BETTY-ANNE STENMARK: I would like to thank the members of the Westminster Kennel Club, particularly Mr. McCarthy, Mr. Helming, and Mr. Bradley for the honor of being here. It is a privilege to judge these seven magnificent dogs.


- Best in Show at the 142nd Annual Westminster Kennel Club will be the Bichon Frise.

- Flynn wins Best in Show, the second Bichon Frise to ever win Best in Show.

- Out of the non-sporting group, upsetting, in a sense, the number one rated dog coming in and a couple of other popular dogs, like Winston and Bean and Biggie.

- It just shows you never know who's going to win at Westminster.

- It's Champion Belle Creek's All I Care About is Love, owned by Petrina and Bruce Odette, Lindsey Van Keuren, Lorrie Carlton, and Larry Letsche.

- This was a dramatic decision. And I'm sure people at home are saying, well, wait a minute. I would have ranked this dog second or third on my list. What do you think the difference was?

- Well, I think today, the dog put on a great show. And she obviously felt it met the standard perfectly today. These dogs are near perfection.

- They all seem to appear that way.

- And Flynn, of course, was in the top five all year. He's been a top-ranked dog. Bill McFadden, as an experienced handler, knows how to bring a dog to its top, to the top of its career. And he's done it again.

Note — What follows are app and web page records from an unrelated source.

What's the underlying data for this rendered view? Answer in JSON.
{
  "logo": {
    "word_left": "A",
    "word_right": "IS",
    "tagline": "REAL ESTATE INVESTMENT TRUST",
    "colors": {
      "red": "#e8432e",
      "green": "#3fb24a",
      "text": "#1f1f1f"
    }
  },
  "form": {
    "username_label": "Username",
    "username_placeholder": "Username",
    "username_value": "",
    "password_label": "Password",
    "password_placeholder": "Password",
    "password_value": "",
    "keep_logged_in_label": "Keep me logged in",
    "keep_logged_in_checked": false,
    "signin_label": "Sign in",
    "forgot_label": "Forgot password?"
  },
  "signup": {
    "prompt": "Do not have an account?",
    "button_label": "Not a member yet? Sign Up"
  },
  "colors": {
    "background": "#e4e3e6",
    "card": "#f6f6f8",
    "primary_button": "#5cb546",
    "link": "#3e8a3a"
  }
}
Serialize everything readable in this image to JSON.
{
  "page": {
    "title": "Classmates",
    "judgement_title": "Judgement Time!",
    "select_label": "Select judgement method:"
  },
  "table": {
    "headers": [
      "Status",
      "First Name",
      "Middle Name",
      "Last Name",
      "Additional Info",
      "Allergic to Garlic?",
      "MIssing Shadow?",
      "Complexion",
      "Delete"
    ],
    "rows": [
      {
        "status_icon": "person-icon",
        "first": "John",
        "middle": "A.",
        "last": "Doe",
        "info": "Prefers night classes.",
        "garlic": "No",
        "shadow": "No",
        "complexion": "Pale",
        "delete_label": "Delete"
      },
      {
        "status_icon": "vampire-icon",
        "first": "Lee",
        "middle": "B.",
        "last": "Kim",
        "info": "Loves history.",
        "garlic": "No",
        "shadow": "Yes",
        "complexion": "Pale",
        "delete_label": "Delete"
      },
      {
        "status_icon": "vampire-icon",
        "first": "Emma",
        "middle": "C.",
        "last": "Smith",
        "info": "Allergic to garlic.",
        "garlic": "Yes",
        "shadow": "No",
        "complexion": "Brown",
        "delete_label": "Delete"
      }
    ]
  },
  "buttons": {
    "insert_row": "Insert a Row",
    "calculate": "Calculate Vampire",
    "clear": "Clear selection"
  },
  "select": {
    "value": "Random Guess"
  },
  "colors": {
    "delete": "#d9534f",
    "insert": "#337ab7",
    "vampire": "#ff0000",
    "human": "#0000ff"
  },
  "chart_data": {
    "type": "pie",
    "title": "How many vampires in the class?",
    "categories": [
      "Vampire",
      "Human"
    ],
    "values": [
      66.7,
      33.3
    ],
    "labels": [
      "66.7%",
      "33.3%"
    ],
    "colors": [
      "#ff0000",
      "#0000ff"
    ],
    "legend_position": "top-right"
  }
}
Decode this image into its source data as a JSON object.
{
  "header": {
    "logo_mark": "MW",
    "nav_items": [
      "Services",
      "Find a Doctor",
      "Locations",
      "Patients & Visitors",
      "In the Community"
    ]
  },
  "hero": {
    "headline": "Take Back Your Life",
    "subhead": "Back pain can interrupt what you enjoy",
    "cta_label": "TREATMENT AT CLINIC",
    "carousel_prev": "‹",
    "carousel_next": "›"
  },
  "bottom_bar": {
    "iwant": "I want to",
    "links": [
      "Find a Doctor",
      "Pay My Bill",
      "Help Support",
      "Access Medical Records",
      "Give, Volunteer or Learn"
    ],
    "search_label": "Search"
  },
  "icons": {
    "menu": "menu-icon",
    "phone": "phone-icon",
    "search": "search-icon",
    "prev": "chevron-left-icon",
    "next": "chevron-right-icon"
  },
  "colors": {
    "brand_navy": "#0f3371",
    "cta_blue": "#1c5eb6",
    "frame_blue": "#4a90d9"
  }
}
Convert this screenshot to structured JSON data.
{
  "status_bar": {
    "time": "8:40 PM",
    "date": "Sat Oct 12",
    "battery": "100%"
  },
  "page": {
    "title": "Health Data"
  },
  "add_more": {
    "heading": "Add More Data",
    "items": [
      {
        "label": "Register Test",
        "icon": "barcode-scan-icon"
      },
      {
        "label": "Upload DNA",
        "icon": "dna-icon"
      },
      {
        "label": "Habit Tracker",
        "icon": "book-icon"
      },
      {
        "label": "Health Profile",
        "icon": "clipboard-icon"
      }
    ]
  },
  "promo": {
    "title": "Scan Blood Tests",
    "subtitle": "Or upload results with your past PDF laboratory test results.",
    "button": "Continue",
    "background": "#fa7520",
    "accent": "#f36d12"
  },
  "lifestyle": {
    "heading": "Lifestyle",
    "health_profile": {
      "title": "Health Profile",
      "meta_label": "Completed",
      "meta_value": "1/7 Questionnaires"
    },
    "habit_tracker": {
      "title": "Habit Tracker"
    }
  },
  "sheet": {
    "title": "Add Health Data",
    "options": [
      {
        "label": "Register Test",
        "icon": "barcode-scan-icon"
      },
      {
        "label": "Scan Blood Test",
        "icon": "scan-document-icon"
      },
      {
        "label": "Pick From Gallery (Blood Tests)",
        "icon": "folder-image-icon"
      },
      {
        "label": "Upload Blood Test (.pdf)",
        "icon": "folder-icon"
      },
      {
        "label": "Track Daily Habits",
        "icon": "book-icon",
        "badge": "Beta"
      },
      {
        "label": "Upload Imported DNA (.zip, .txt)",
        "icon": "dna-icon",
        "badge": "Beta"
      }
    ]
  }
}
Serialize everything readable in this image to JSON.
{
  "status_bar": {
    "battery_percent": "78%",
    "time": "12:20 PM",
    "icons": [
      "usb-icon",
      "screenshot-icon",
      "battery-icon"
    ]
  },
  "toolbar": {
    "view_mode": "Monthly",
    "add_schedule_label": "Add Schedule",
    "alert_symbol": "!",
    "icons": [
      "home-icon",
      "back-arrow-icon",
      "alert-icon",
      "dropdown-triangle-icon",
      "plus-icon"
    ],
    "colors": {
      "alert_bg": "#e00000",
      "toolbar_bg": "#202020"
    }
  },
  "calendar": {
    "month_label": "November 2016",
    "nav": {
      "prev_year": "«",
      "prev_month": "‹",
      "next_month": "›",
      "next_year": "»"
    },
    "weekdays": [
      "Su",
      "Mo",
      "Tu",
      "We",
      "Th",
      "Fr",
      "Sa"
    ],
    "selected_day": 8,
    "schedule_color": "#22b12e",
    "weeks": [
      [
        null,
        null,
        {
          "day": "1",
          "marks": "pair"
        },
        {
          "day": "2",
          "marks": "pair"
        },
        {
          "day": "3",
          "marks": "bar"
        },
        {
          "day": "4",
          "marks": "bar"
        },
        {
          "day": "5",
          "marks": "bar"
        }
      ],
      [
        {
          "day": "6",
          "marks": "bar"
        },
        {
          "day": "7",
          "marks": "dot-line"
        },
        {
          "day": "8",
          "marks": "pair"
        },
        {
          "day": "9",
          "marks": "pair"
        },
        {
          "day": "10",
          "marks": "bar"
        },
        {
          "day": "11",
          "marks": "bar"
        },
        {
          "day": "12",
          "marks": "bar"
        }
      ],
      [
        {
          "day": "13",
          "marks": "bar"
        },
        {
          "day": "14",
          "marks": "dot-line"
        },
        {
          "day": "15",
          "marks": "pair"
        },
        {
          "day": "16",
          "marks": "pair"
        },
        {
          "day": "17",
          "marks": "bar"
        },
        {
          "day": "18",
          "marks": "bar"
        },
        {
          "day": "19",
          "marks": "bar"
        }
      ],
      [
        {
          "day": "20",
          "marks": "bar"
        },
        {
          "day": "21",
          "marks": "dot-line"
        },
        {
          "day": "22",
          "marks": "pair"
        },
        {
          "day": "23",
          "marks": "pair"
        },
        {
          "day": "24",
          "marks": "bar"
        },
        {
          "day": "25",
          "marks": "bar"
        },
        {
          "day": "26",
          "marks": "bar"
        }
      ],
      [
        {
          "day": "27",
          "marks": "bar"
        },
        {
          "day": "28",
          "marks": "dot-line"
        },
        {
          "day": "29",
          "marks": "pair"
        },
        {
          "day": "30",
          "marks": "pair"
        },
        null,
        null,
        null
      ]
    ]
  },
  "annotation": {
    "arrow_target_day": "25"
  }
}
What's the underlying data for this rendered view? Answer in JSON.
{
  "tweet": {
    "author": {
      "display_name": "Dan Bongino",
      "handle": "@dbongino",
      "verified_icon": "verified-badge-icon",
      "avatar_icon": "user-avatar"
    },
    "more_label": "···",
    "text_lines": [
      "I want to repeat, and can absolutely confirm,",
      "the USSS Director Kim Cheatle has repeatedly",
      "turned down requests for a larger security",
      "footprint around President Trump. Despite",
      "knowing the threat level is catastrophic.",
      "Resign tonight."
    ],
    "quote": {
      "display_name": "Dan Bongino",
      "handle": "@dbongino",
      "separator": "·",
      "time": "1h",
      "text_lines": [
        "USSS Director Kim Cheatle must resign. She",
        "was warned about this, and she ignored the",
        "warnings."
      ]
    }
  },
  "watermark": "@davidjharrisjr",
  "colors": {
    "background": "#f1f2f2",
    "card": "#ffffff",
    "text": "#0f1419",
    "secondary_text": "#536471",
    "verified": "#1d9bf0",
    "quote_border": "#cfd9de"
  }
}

- And now he stands on the podium.

- In 2017, the number one non-sporting dog.

- Flynn jumped right up there. He knows where he needs to be.

- Karen is standing by on the arena floor. Karen.

- All right. Thanks so much. Bill, congratulations. It is obviously every handler's dream to win at Westminster. What does it feel like?

- Well, it feels a little unreal. I came in expecting nothing except hoping for a good performance. And I think I got it. And I knew that she would fall in love with one dog, or three or four, or five, or six, or seven. And it's just magical.

- Absolutely magical. So what are the plans for Flynn after the show?

- I think-- I'll have to ask the owners, but I'm pretty sure I can drop the mic and say he's retired.

- I'm pretty sure. Well, thank you so much. Congratulations to you.

- Thank you very much. Thanks.

- That is a mic drop after winning Best in Show.

- It's typical for the tradition.

- There's nowhere else to go once you've won Best in Show at Westminster.